What you have to do
Each entry needs to be reproduced exactly as it is.

Data records for software interfaces:
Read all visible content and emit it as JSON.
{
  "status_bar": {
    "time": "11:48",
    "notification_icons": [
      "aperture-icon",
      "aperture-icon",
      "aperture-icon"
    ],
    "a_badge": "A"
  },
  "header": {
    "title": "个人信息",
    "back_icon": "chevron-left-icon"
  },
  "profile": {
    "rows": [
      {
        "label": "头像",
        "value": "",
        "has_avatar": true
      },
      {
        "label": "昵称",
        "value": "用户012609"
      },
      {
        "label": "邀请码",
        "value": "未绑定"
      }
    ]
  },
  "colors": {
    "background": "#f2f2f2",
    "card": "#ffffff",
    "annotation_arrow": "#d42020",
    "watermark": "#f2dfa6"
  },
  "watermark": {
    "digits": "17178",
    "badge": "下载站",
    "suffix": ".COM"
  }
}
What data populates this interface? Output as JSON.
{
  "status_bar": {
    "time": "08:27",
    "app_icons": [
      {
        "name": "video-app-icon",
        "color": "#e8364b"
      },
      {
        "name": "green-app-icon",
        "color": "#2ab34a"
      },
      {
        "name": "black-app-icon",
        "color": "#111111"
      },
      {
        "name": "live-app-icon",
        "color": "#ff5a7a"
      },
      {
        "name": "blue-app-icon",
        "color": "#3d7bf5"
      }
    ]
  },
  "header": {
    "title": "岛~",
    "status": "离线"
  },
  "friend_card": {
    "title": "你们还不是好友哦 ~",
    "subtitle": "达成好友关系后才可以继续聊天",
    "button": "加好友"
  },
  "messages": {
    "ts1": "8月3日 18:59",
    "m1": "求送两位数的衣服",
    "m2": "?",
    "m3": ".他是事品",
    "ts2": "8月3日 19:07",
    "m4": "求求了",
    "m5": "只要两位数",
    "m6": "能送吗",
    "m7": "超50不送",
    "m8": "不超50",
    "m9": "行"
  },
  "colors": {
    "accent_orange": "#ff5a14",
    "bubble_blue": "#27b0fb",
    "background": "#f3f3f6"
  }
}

Solution for this problem
Read all visible content and emit it as JSON.
{
  "status_bar": {
    "time": "11:48",
    "notification_icons": [
      "aperture-icon",
      "aperture-icon",
      "aperture-icon"
    ],
    "a_badge": "A"
  },
  "header": {
    "title": "个人信息",
    "back_icon": "chevron-left-icon"
  },
  "profile": {
    "rows": [
      {
        "label": "头像",
        "value": "",
        "has_avatar": true
      },
      {
        "label": "昵称",
        "value": "用户012609"
      },
      {
        "label": "邀请码",
        "value": "未绑定"
      }
    ]
  },
  "colors": {
    "background": "#f2f2f2",
    "card": "#ffffff",
    "annotation_arrow": "#d42020",
    "watermark": "#f2dfa6"
  },
  "watermark": {
    "digits": "17178",
    "badge": "下载站",
    "suffix": ".COM"
  }
}
What data populates this interface? Output as JSON.
{
  "status_bar": {
    "time": "08:27",
    "app_icons": [
      {
        "name": "video-app-icon",
        "color": "#e8364b"
      },
      {
        "name": "green-app-icon",
        "color": "#2ab34a"
      },
      {
        "name": "black-app-icon",
        "color": "#111111"
      },
      {
        "name": "live-app-icon",
        "color": "#ff5a7a"
      },
      {
        "name": "blue-app-icon",
        "color": "#3d7bf5"
      }
    ]
  },
  "header": {
    "title": "岛~",
    "status": "离线"
  },
  "friend_card": {
    "title": "你们还不是好友哦 ~",
    "subtitle": "达成好友关系后才可以继续聊天",
    "button": "加好友"
  },
  "messages": {
    "ts1": "8月3日 18:59",
    "m1": "求送两位数的衣服",
    "m2": "?",
    "m3": ".他是事品",
    "ts2": "8月3日 19:07",
    "m4": "求求了",
    "m5": "只要两位数",
    "m6": "能送吗",
    "m7": "超50不送",
    "m8": "不超50",
    "m9": "行"
  },
  "colors": {
    "accent_orange": "#ff5a14",
    "bubble_blue": "#27b0fb",
    "background": "#f3f3f6"
  }
}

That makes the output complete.